- Opening Delimiter -

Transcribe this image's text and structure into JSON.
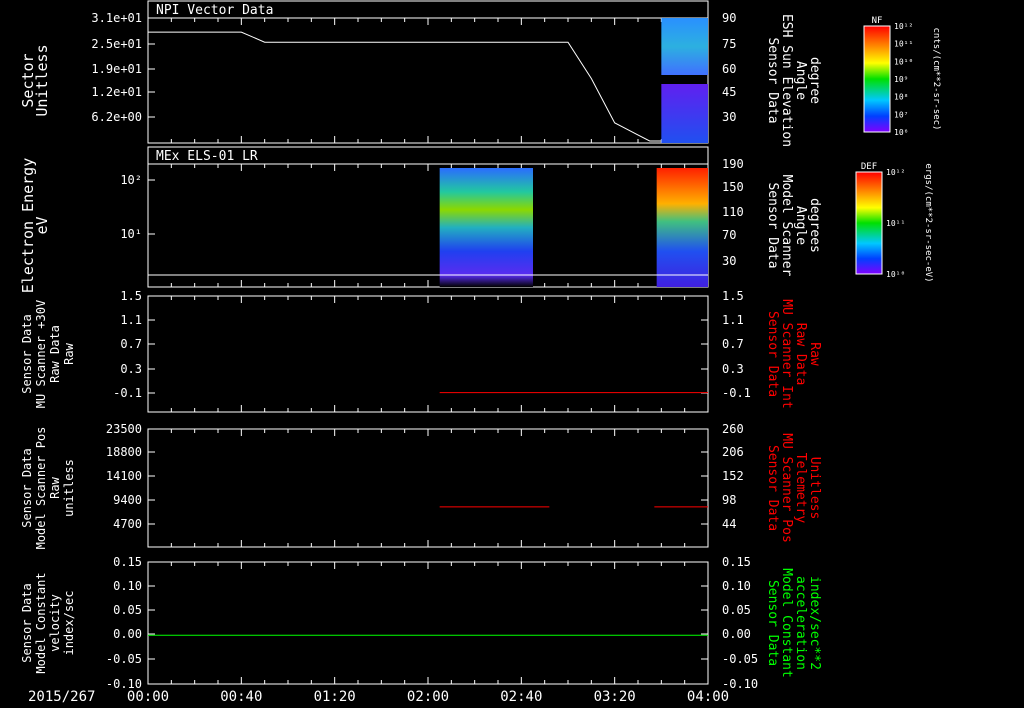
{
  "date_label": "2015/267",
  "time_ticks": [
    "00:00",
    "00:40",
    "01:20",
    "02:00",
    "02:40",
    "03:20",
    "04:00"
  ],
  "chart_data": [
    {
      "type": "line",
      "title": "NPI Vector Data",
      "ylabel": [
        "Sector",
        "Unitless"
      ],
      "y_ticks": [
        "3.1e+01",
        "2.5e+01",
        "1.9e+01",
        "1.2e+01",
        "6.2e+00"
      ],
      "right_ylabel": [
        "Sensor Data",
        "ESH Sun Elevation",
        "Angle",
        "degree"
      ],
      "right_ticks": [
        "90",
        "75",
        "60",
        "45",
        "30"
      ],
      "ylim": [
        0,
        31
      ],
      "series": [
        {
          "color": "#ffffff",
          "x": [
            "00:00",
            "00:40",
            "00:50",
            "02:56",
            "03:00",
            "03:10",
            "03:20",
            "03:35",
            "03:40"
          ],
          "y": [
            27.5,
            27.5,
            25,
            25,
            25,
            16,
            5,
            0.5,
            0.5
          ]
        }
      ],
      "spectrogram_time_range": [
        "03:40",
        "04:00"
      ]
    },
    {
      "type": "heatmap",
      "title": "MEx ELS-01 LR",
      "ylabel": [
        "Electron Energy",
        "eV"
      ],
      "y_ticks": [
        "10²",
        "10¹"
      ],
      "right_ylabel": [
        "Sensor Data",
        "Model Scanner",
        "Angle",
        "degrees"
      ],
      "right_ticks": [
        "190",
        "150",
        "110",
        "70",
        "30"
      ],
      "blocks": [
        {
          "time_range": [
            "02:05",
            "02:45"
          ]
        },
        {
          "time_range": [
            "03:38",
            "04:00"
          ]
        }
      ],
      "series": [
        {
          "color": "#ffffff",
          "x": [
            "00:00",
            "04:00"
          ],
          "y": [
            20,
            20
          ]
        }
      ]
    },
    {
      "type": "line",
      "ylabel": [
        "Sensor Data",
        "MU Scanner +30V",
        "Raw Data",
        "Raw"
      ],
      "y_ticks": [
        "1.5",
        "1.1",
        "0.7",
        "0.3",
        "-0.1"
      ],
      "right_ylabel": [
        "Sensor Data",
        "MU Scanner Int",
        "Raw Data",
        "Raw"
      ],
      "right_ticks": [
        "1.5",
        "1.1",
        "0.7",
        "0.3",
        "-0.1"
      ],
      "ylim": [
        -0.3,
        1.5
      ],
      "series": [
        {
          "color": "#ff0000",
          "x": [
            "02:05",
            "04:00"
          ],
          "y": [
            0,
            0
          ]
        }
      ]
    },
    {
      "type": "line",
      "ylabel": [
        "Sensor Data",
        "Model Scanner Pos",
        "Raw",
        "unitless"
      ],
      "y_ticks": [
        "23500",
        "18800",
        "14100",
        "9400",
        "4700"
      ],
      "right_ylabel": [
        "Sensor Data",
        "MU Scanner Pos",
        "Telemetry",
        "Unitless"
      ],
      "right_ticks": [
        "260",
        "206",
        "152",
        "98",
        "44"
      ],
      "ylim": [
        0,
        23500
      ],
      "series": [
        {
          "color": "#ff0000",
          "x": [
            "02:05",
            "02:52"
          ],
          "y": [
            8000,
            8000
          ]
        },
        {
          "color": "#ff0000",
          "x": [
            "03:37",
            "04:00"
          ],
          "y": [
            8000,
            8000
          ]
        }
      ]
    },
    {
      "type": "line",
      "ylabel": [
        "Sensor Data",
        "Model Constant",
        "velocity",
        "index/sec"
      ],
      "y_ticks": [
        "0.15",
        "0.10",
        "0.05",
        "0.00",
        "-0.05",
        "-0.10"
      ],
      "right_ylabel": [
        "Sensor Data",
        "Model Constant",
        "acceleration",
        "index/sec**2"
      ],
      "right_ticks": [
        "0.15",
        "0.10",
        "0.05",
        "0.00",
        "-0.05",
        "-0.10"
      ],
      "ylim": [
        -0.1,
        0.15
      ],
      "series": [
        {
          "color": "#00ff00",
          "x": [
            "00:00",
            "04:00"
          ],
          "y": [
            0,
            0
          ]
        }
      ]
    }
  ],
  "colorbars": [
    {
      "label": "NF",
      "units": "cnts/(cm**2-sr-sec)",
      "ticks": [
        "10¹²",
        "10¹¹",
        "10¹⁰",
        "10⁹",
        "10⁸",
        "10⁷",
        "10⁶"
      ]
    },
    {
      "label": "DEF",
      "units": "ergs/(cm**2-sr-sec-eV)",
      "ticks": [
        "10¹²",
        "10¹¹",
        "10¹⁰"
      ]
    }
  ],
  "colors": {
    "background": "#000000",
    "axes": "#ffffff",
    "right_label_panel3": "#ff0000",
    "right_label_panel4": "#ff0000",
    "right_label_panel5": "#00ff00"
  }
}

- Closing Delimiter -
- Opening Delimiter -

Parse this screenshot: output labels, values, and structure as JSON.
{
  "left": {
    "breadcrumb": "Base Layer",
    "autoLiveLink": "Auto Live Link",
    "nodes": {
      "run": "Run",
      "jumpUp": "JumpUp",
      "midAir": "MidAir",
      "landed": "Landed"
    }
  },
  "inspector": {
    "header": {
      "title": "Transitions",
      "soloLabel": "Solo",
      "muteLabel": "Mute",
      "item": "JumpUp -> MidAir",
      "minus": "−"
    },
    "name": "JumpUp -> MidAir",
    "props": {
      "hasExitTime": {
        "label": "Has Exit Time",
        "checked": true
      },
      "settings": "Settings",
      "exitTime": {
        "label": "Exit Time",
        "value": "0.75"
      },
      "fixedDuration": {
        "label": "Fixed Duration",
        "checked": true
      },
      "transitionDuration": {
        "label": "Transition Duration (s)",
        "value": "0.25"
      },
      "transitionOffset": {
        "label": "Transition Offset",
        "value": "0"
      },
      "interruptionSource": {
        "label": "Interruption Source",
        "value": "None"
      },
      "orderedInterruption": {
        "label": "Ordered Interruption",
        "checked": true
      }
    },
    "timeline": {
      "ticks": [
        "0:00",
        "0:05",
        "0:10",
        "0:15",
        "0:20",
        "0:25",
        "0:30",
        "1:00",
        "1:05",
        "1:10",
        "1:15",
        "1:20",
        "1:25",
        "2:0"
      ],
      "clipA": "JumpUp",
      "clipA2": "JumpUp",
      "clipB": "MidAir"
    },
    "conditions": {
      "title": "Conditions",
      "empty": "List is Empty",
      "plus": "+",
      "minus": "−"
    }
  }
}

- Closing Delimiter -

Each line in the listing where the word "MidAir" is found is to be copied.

      "midAir": "MidAir",
      "item": "JumpUp -> MidAir",
    "name": "JumpUp -> MidAir",
      "clipB": "MidAir"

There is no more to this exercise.